## Required action
The answer is the full set of records, given again exactly and without images.

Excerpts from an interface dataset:
####

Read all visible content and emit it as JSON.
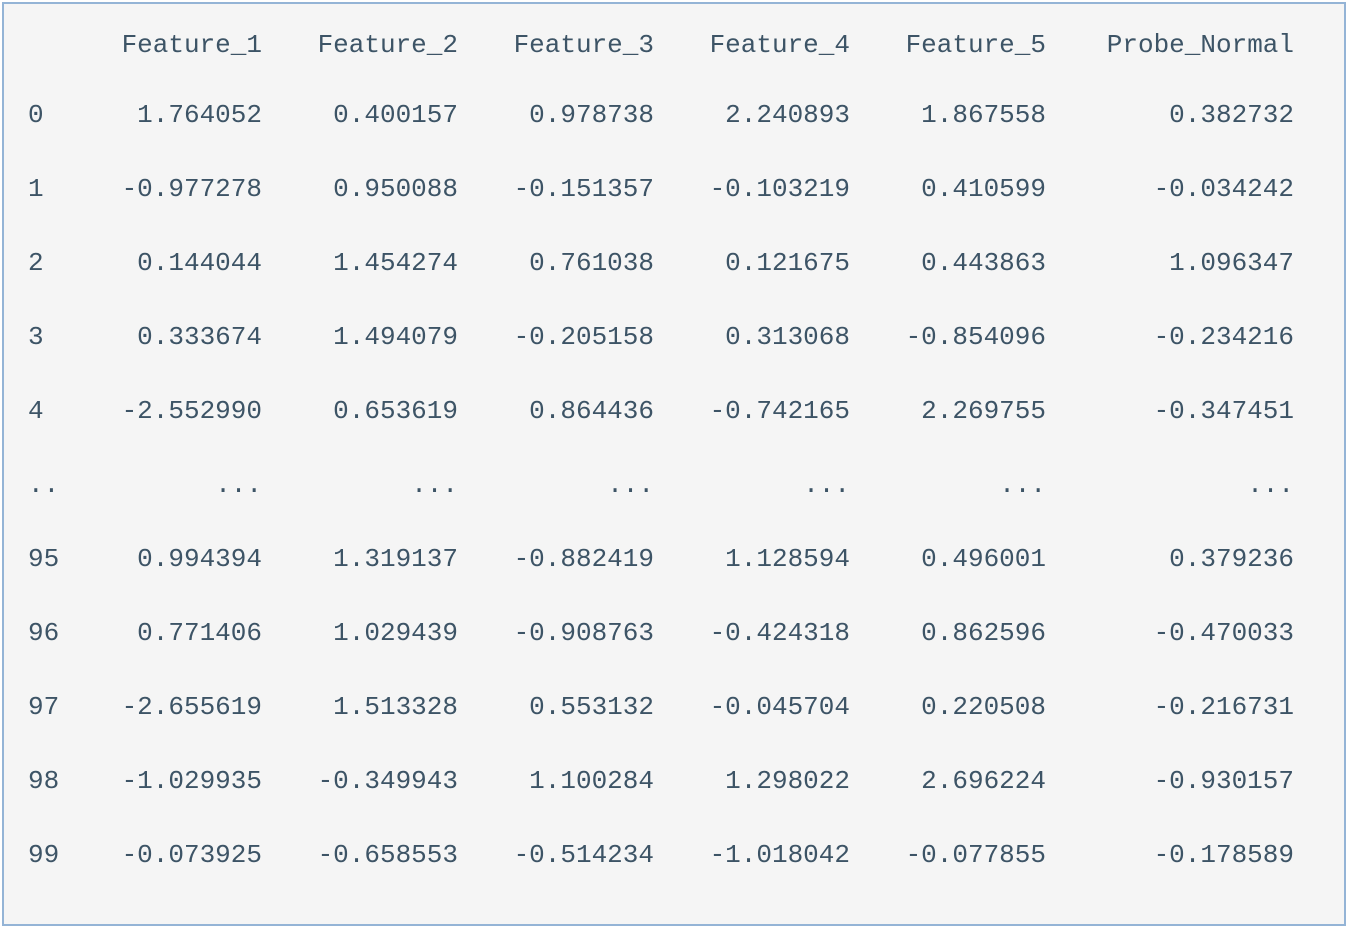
{
  "columns": [
    "Feature_1",
    "Feature_2",
    "Feature_3",
    "Feature_4",
    "Feature_5",
    "Probe_Normal"
  ],
  "index_ellipsis": "..",
  "value_ellipsis": "...",
  "rows_top": [
    {
      "idx": "0",
      "vals": [
        "1.764052",
        "0.400157",
        "0.978738",
        "2.240893",
        "1.867558",
        "0.382732"
      ]
    },
    {
      "idx": "1",
      "vals": [
        "-0.977278",
        "0.950088",
        "-0.151357",
        "-0.103219",
        "0.410599",
        "-0.034242"
      ]
    },
    {
      "idx": "2",
      "vals": [
        "0.144044",
        "1.454274",
        "0.761038",
        "0.121675",
        "0.443863",
        "1.096347"
      ]
    },
    {
      "idx": "3",
      "vals": [
        "0.333674",
        "1.494079",
        "-0.205158",
        "0.313068",
        "-0.854096",
        "-0.234216"
      ]
    },
    {
      "idx": "4",
      "vals": [
        "-2.552990",
        "0.653619",
        "0.864436",
        "-0.742165",
        "2.269755",
        "-0.347451"
      ]
    }
  ],
  "rows_bottom": [
    {
      "idx": "95",
      "vals": [
        "0.994394",
        "1.319137",
        "-0.882419",
        "1.128594",
        "0.496001",
        "0.379236"
      ]
    },
    {
      "idx": "96",
      "vals": [
        "0.771406",
        "1.029439",
        "-0.908763",
        "-0.424318",
        "0.862596",
        "-0.470033"
      ]
    },
    {
      "idx": "97",
      "vals": [
        "-2.655619",
        "1.513328",
        "0.553132",
        "-0.045704",
        "0.220508",
        "-0.216731"
      ]
    },
    {
      "idx": "98",
      "vals": [
        "-1.029935",
        "-0.349943",
        "1.100284",
        "1.298022",
        "2.696224",
        "-0.930157"
      ]
    },
    {
      "idx": "99",
      "vals": [
        "-0.073925",
        "-0.658553",
        "-0.514234",
        "-1.018042",
        "-0.077855",
        "-0.178589"
      ]
    }
  ]
}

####

## Answer to this problem
Read all visible content and emit it as JSON.
{
  "columns": [
    "Feature_1",
    "Feature_2",
    "Feature_3",
    "Feature_4",
    "Feature_5",
    "Probe_Normal"
  ],
  "index_ellipsis": "..",
  "value_ellipsis": "...",
  "rows_top": [
    {
      "idx": "0",
      "vals": [
        "1.764052",
        "0.400157",
        "0.978738",
        "2.240893",
        "1.867558",
        "0.382732"
      ]
    },
    {
      "idx": "1",
      "vals": [
        "-0.977278",
        "0.950088",
        "-0.151357",
        "-0.103219",
        "0.410599",
        "-0.034242"
      ]
    },
    {
      "idx": "2",
      "vals": [
        "0.144044",
        "1.454274",
        "0.761038",
        "0.121675",
        "0.443863",
        "1.096347"
      ]
    },
    {
      "idx": "3",
      "vals": [
        "0.333674",
        "1.494079",
        "-0.205158",
        "0.313068",
        "-0.854096",
        "-0.234216"
      ]
    },
    {
      "idx": "4",
      "vals": [
        "-2.552990",
        "0.653619",
        "0.864436",
        "-0.742165",
        "2.269755",
        "-0.347451"
      ]
    }
  ],
  "rows_bottom": [
    {
      "idx": "95",
      "vals": [
        "0.994394",
        "1.319137",
        "-0.882419",
        "1.128594",
        "0.496001",
        "0.379236"
      ]
    },
    {
      "idx": "96",
      "vals": [
        "0.771406",
        "1.029439",
        "-0.908763",
        "-0.424318",
        "0.862596",
        "-0.470033"
      ]
    },
    {
      "idx": "97",
      "vals": [
        "-2.655619",
        "1.513328",
        "0.553132",
        "-0.045704",
        "0.220508",
        "-0.216731"
      ]
    },
    {
      "idx": "98",
      "vals": [
        "-1.029935",
        "-0.349943",
        "1.100284",
        "1.298022",
        "2.696224",
        "-0.930157"
      ]
    },
    {
      "idx": "99",
      "vals": [
        "-0.073925",
        "-0.658553",
        "-0.514234",
        "-1.018042",
        "-0.077855",
        "-0.178589"
      ]
    }
  ]
}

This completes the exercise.